● WORK REQUIRED
Restate all of the data exactly.

● MATERIAL TO PROCESS
= Beginning of Section =

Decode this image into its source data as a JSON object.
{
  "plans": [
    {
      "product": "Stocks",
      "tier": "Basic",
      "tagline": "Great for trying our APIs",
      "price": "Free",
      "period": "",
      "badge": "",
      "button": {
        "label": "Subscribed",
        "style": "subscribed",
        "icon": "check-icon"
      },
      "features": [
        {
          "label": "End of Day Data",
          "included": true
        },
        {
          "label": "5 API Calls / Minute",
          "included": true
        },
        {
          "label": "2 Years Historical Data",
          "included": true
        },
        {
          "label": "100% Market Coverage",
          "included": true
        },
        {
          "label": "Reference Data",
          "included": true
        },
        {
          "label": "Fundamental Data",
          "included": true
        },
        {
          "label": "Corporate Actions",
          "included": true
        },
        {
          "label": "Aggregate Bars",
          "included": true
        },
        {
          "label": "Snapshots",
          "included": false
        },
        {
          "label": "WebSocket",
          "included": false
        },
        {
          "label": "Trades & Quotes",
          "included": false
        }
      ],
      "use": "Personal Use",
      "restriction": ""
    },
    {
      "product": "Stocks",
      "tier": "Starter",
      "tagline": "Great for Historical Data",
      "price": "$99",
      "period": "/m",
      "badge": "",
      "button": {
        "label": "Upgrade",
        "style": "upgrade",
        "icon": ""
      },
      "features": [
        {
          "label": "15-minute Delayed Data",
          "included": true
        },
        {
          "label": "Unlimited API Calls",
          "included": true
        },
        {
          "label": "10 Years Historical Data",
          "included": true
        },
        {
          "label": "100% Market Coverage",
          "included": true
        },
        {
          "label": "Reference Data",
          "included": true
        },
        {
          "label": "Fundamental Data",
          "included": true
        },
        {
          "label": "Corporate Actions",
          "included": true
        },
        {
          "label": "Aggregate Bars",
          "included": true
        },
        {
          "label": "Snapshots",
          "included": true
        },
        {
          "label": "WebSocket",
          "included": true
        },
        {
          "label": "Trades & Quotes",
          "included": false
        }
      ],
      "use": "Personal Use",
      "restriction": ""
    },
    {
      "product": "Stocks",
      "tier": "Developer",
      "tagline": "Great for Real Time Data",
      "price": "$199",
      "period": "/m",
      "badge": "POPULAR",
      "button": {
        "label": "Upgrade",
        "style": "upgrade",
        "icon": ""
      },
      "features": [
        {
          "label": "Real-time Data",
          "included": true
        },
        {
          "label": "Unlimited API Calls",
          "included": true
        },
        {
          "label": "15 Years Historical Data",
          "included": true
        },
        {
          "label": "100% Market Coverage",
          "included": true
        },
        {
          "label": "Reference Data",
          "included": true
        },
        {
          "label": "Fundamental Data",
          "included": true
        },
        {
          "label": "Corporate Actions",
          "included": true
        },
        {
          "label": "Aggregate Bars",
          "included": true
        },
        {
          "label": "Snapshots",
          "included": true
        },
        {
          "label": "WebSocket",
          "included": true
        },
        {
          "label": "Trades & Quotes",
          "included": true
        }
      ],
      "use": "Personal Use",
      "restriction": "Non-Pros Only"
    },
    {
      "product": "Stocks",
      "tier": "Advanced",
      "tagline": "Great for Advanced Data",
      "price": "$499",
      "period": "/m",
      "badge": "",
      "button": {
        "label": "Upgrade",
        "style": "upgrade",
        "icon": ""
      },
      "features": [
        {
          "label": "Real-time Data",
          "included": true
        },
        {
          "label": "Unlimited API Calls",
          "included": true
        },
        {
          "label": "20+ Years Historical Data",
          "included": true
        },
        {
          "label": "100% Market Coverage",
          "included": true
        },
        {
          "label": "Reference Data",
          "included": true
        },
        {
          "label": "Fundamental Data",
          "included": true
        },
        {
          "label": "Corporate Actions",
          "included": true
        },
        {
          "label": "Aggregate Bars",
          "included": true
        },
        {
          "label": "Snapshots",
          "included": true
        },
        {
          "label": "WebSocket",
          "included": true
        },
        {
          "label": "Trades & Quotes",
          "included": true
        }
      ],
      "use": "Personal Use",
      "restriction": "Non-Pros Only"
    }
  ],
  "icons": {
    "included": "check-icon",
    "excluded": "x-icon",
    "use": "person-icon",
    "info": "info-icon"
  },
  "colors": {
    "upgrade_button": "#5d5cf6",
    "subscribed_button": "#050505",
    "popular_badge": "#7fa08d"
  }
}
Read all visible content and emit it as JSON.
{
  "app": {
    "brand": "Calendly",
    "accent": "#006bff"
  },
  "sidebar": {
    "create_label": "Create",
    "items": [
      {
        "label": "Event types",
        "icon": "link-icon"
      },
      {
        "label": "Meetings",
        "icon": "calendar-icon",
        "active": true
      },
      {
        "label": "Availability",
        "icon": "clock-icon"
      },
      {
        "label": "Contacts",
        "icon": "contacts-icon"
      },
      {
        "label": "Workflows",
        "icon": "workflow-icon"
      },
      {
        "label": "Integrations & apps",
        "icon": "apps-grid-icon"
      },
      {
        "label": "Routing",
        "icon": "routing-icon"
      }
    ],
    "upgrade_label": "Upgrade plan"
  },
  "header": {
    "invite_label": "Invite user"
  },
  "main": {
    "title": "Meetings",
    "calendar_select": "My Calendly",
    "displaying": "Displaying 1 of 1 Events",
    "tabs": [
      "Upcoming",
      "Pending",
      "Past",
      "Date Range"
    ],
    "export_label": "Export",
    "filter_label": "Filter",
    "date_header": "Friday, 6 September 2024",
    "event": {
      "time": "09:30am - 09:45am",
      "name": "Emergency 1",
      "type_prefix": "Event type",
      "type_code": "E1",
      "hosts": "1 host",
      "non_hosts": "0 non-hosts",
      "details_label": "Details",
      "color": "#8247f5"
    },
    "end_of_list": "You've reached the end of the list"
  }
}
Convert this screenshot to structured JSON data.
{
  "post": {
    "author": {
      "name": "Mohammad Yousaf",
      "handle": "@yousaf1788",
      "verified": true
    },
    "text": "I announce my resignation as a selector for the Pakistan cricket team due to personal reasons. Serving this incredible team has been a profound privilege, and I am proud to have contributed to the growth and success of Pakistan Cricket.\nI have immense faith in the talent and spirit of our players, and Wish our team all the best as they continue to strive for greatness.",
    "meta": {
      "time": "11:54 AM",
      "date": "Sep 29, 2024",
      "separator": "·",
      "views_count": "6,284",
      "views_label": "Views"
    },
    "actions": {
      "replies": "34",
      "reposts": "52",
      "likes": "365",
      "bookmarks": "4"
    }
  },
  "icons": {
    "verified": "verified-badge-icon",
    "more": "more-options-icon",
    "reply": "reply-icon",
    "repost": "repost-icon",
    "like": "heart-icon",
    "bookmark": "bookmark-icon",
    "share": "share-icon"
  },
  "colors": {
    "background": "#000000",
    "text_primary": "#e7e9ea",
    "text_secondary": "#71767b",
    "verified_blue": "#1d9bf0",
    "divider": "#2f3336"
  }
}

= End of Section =

● EXPECTED ANSWER
Decode this image into its source data as a JSON object.
{
  "plans": [
    {
      "product": "Stocks",
      "tier": "Basic",
      "tagline": "Great for trying our APIs",
      "price": "Free",
      "period": "",
      "badge": "",
      "button": {
        "label": "Subscribed",
        "style": "subscribed",
        "icon": "check-icon"
      },
      "features": [
        {
          "label": "End of Day Data",
          "included": true
        },
        {
          "label": "5 API Calls / Minute",
          "included": true
        },
        {
          "label": "2 Years Historical Data",
          "included": true
        },
        {
          "label": "100% Market Coverage",
          "included": true
        },
        {
          "label": "Reference Data",
          "included": true
        },
        {
          "label": "Fundamental Data",
          "included": true
        },
        {
          "label": "Corporate Actions",
          "included": true
        },
        {
          "label": "Aggregate Bars",
          "included": true
        },
        {
          "label": "Snapshots",
          "included": false
        },
        {
          "label": "WebSocket",
          "included": false
        },
        {
          "label": "Trades & Quotes",
          "included": false
        }
      ],
      "use": "Personal Use",
      "restriction": ""
    },
    {
      "product": "Stocks",
      "tier": "Starter",
      "tagline": "Great for Historical Data",
      "price": "$99",
      "period": "/m",
      "badge": "",
      "button": {
        "label": "Upgrade",
        "style": "upgrade",
        "icon": ""
      },
      "features": [
        {
          "label": "15-minute Delayed Data",
          "included": true
        },
        {
          "label": "Unlimited API Calls",
          "included": true
        },
        {
          "label": "10 Years Historical Data",
          "included": true
        },
        {
          "label": "100% Market Coverage",
          "included": true
        },
        {
          "label": "Reference Data",
          "included": true
        },
        {
          "label": "Fundamental Data",
          "included": true
        },
        {
          "label": "Corporate Actions",
          "included": true
        },
        {
          "label": "Aggregate Bars",
          "included": true
        },
        {
          "label": "Snapshots",
          "included": true
        },
        {
          "label": "WebSocket",
          "included": true
        },
        {
          "label": "Trades & Quotes",
          "included": false
        }
      ],
      "use": "Personal Use",
      "restriction": ""
    },
    {
      "product": "Stocks",
      "tier": "Developer",
      "tagline": "Great for Real Time Data",
      "price": "$199",
      "period": "/m",
      "badge": "POPULAR",
      "button": {
        "label": "Upgrade",
        "style": "upgrade",
        "icon": ""
      },
      "features": [
        {
          "label": "Real-time Data",
          "included": true
        },
        {
          "label": "Unlimited API Calls",
          "included": true
        },
        {
          "label": "15 Years Historical Data",
          "included": true
        },
        {
          "label": "100% Market Coverage",
          "included": true
        },
        {
          "label": "Reference Data",
          "included": true
        },
        {
          "label": "Fundamental Data",
          "included": true
        },
        {
          "label": "Corporate Actions",
          "included": true
        },
        {
          "label": "Aggregate Bars",
          "included": true
        },
        {
          "label": "Snapshots",
          "included": true
        },
        {
          "label": "WebSocket",
          "included": true
        },
        {
          "label": "Trades & Quotes",
          "included": true
        }
      ],
      "use": "Personal Use",
      "restriction": "Non-Pros Only"
    },
    {
      "product": "Stocks",
      "tier": "Advanced",
      "tagline": "Great for Advanced Data",
      "price": "$499",
      "period": "/m",
      "badge": "",
      "button": {
        "label": "Upgrade",
        "style": "upgrade",
        "icon": ""
      },
      "features": [
        {
          "label": "Real-time Data",
          "included": true
        },
        {
          "label": "Unlimited API Calls",
          "included": true
        },
        {
          "label": "20+ Years Historical Data",
          "included": true
        },
        {
          "label": "100% Market Coverage",
          "included": true
        },
        {
          "label": "Reference Data",
          "included": true
        },
        {
          "label": "Fundamental Data",
          "included": true
        },
        {
          "label": "Corporate Actions",
          "included": true
        },
        {
          "label": "Aggregate Bars",
          "included": true
        },
        {
          "label": "Snapshots",
          "included": true
        },
        {
          "label": "WebSocket",
          "included": true
        },
        {
          "label": "Trades & Quotes",
          "included": true
        }
      ],
      "use": "Personal Use",
      "restriction": "Non-Pros Only"
    }
  ],
  "icons": {
    "included": "check-icon",
    "excluded": "x-icon",
    "use": "person-icon",
    "info": "info-icon"
  },
  "colors": {
    "upgrade_button": "#5d5cf6",
    "subscribed_button": "#050505",
    "popular_badge": "#7fa08d"
  }
}
Read all visible content and emit it as JSON.
{
  "app": {
    "brand": "Calendly",
    "accent": "#006bff"
  },
  "sidebar": {
    "create_label": "Create",
    "items": [
      {
        "label": "Event types",
        "icon": "link-icon"
      },
      {
        "label": "Meetings",
        "icon": "calendar-icon",
        "active": true
      },
      {
        "label": "Availability",
        "icon": "clock-icon"
      },
      {
        "label": "Contacts",
        "icon": "contacts-icon"
      },
      {
        "label": "Workflows",
        "icon": "workflow-icon"
      },
      {
        "label": "Integrations & apps",
        "icon": "apps-grid-icon"
      },
      {
        "label": "Routing",
        "icon": "routing-icon"
      }
    ],
    "upgrade_label": "Upgrade plan"
  },
  "header": {
    "invite_label": "Invite user"
  },
  "main": {
    "title": "Meetings",
    "calendar_select": "My Calendly",
    "displaying": "Displaying 1 of 1 Events",
    "tabs": [
      "Upcoming",
      "Pending",
      "Past",
      "Date Range"
    ],
    "export_label": "Export",
    "filter_label": "Filter",
    "date_header": "Friday, 6 September 2024",
    "event": {
      "time": "09:30am - 09:45am",
      "name": "Emergency 1",
      "type_prefix": "Event type",
      "type_code": "E1",
      "hosts": "1 host",
      "non_hosts": "0 non-hosts",
      "details_label": "Details",
      "color": "#8247f5"
    },
    "end_of_list": "You've reached the end of the list"
  }
}
Convert this screenshot to structured JSON data.
{
  "post": {
    "author": {
      "name": "Mohammad Yousaf",
      "handle": "@yousaf1788",
      "verified": true
    },
    "text": "I announce my resignation as a selector for the Pakistan cricket team due to personal reasons. Serving this incredible team has been a profound privilege, and I am proud to have contributed to the growth and success of Pakistan Cricket.\nI have immense faith in the talent and spirit of our players, and Wish our team all the best as they continue to strive for greatness.",
    "meta": {
      "time": "11:54 AM",
      "date": "Sep 29, 2024",
      "separator": "·",
      "views_count": "6,284",
      "views_label": "Views"
    },
    "actions": {
      "replies": "34",
      "reposts": "52",
      "likes": "365",
      "bookmarks": "4"
    }
  },
  "icons": {
    "verified": "verified-badge-icon",
    "more": "more-options-icon",
    "reply": "reply-icon",
    "repost": "repost-icon",
    "like": "heart-icon",
    "bookmark": "bookmark-icon",
    "share": "share-icon"
  },
  "colors": {
    "background": "#000000",
    "text_primary": "#e7e9ea",
    "text_secondary": "#71767b",
    "verified_blue": "#1d9bf0",
    "divider": "#2f3336"
  }
}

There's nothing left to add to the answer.